§ WORK ORDER: Provide only the number of lines below that contain the word "elbow".
(DATA FOR THIS EXERCISE begins)
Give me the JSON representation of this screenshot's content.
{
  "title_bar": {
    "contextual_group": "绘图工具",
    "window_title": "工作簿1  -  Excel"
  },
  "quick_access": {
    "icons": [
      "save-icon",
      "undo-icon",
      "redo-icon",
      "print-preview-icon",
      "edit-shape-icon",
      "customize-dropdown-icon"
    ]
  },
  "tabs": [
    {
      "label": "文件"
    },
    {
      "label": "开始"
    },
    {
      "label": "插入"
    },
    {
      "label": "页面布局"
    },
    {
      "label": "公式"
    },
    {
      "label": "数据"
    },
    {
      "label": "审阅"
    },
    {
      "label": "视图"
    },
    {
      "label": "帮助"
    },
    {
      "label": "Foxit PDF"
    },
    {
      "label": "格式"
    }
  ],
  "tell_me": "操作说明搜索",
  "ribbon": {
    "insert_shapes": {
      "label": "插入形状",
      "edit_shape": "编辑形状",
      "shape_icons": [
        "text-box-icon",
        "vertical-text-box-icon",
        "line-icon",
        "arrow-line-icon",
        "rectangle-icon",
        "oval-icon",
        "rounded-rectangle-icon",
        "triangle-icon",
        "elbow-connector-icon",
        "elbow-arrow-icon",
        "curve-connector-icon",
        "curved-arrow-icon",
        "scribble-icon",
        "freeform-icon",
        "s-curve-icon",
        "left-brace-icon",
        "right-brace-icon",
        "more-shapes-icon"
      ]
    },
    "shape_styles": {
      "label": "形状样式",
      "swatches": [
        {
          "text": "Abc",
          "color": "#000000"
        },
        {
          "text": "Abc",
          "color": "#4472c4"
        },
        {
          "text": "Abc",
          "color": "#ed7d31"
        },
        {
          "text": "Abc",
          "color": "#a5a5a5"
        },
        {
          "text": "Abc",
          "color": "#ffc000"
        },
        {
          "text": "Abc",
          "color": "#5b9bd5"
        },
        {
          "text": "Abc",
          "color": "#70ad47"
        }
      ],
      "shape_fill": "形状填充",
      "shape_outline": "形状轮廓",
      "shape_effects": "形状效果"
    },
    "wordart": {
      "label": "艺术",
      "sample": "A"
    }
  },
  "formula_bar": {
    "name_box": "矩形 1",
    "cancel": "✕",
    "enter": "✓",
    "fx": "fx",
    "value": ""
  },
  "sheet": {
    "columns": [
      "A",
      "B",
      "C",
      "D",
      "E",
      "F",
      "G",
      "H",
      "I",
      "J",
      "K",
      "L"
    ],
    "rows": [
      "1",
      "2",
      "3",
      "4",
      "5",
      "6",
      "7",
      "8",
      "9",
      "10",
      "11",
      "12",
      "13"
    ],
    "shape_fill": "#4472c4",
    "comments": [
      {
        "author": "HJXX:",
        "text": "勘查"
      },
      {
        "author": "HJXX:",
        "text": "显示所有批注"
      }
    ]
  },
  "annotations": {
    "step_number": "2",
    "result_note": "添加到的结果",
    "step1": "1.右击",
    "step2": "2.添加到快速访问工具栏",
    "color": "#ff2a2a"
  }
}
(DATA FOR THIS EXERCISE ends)
§ COMPLETED TASK: 2